----- The records -----

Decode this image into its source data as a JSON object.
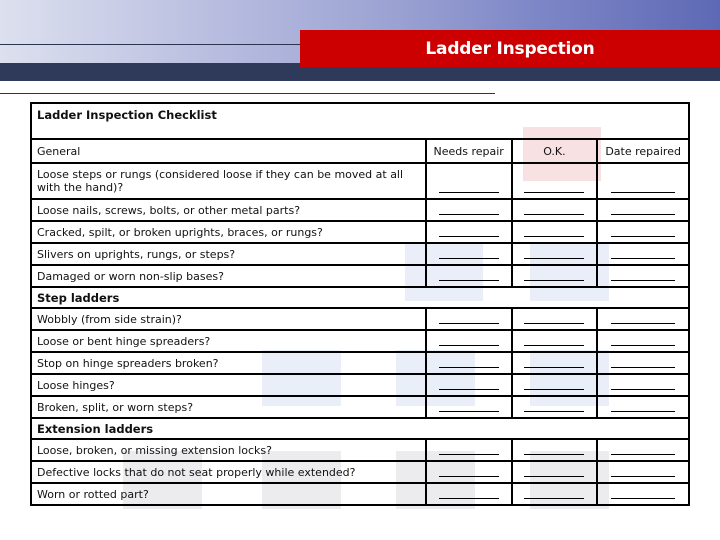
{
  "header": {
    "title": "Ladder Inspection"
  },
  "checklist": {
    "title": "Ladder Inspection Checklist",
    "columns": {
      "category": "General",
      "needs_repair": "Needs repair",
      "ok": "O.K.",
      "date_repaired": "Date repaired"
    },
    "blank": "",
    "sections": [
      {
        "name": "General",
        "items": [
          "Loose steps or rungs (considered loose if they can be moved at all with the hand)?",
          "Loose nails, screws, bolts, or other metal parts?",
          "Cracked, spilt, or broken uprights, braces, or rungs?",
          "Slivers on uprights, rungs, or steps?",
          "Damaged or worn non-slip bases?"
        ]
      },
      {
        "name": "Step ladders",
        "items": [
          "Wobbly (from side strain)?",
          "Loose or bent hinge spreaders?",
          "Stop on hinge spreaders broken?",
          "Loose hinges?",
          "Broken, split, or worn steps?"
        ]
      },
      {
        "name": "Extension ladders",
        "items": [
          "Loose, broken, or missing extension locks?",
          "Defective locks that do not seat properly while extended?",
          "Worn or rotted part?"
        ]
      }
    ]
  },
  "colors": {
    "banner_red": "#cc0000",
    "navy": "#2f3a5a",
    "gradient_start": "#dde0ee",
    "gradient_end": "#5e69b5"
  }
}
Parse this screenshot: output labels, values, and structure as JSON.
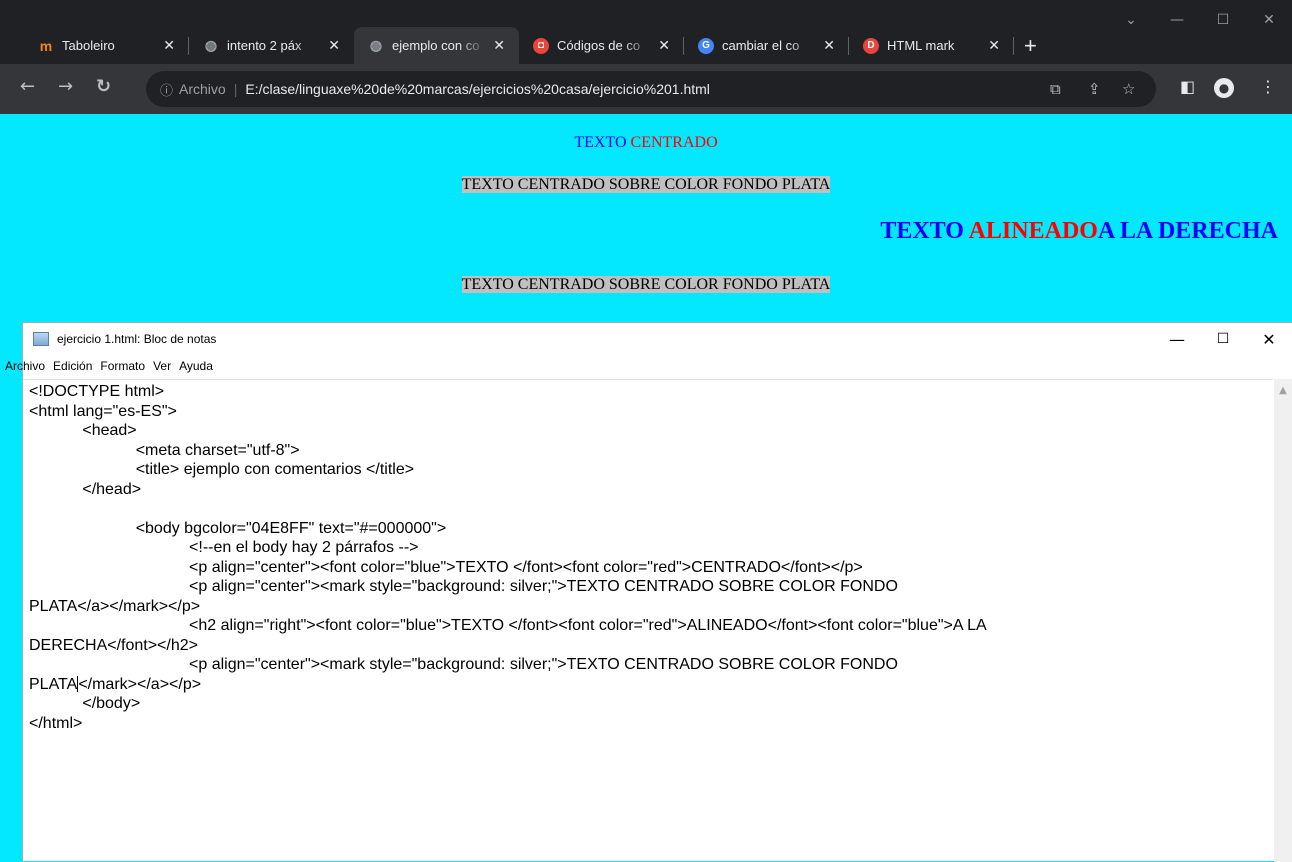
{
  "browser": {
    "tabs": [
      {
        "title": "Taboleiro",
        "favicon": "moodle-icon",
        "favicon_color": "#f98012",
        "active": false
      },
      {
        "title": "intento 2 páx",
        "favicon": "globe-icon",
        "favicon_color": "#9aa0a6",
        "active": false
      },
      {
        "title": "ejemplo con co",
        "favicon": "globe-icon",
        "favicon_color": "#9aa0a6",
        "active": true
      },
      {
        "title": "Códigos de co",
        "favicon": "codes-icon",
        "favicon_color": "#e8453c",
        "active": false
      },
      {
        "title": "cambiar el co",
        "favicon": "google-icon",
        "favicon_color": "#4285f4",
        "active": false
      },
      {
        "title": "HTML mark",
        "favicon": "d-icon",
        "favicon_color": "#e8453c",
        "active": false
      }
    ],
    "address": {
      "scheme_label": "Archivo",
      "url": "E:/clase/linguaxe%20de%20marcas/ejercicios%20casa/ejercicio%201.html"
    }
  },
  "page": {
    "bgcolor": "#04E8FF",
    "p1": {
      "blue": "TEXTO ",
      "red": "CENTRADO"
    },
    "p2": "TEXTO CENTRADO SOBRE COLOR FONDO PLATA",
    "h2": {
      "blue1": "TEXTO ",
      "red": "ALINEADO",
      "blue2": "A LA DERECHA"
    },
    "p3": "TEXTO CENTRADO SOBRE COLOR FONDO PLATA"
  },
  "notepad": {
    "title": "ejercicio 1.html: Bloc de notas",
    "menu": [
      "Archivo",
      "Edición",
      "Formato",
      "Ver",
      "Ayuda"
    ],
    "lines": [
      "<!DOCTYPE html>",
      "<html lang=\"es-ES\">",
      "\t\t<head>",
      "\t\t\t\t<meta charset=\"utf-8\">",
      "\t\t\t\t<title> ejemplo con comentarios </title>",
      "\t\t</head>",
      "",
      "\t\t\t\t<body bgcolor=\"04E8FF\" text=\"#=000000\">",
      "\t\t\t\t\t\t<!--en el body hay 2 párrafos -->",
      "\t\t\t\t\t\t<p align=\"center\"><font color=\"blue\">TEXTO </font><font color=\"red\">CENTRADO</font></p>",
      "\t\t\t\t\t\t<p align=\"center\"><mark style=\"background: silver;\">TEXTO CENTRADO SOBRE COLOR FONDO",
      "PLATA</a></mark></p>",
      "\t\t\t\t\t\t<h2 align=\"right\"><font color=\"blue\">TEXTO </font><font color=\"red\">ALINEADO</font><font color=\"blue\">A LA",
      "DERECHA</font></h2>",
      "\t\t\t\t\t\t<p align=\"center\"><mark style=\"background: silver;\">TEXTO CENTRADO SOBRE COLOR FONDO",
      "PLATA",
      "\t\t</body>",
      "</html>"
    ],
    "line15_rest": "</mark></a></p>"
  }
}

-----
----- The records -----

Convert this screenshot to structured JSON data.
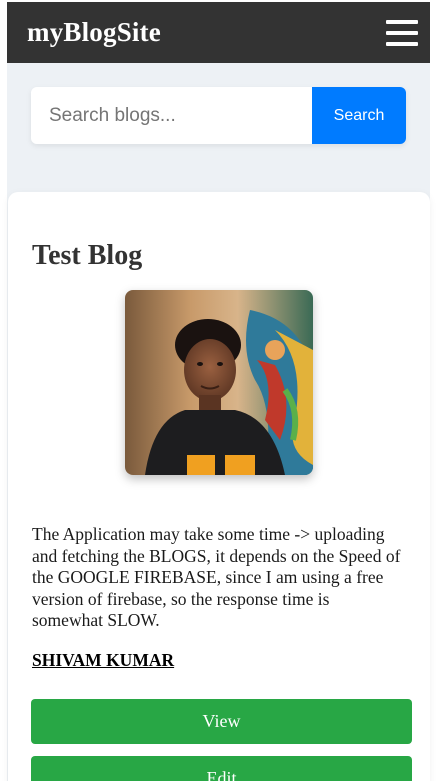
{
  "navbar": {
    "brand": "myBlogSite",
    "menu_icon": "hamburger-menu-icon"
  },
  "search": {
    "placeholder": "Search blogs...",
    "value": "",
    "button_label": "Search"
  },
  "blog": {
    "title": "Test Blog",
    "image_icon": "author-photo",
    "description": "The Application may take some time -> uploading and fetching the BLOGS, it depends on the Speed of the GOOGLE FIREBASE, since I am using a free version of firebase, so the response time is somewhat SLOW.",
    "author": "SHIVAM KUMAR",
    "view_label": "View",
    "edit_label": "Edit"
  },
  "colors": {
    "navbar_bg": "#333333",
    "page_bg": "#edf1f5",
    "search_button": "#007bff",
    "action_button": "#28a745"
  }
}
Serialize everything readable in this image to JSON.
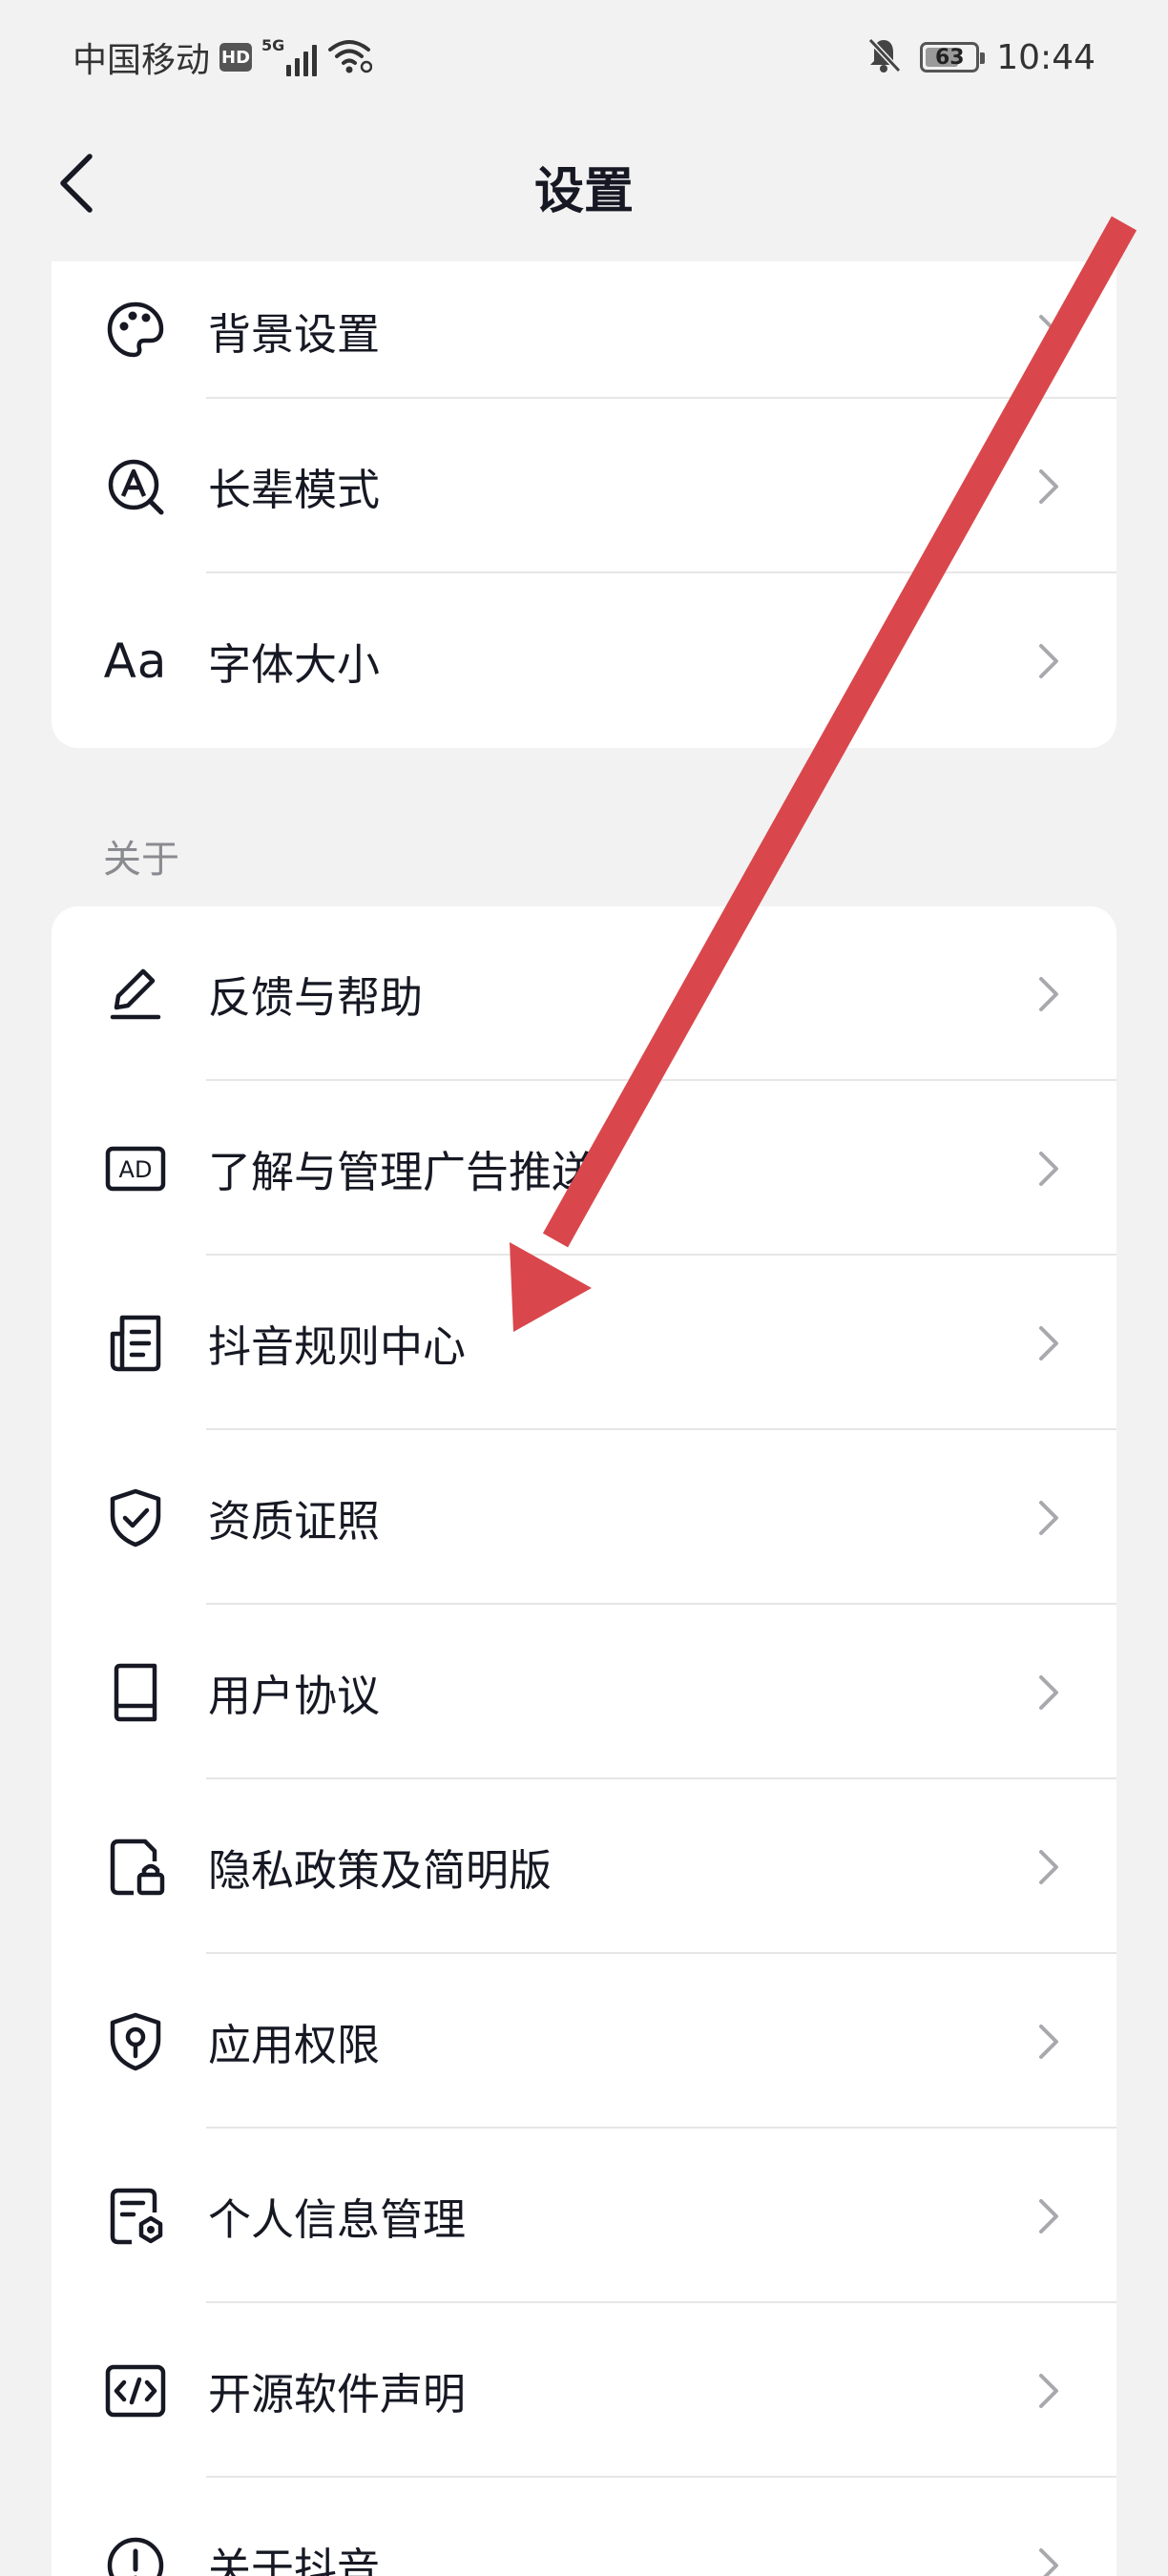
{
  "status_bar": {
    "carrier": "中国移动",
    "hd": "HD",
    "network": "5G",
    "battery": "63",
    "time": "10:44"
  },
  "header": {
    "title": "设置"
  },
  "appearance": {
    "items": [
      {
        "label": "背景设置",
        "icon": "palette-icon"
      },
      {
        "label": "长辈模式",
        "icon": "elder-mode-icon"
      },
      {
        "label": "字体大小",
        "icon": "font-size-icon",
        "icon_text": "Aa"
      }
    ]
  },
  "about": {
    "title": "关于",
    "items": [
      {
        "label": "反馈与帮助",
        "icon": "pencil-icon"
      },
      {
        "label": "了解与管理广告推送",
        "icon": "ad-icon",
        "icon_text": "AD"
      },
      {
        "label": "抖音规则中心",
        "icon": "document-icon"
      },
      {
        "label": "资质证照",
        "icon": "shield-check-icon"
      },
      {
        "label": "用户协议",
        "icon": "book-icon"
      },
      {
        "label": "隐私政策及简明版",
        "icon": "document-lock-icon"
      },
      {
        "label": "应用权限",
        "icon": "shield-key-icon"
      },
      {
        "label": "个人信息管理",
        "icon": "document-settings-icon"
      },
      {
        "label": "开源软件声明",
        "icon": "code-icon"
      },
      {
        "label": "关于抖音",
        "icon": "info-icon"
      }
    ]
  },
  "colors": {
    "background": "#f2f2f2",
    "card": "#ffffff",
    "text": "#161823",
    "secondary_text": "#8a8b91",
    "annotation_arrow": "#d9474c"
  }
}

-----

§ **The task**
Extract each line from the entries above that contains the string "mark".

§ **Solution to this task**
        "title": "HTML mark",
      "\t\t\t\t\t\t<p align=\"center\"><mark style=\"background: silver;\">TEXTO CENTRADO SOBRE COLOR FONDO",
      "PLATA</a></mark></p>",
      "\t\t\t\t\t\t<p align=\"center\"><mark style=\"background: silver;\">TEXTO CENTRADO SOBRE COLOR FONDO",
    "line15_rest": "</mark></a></p>"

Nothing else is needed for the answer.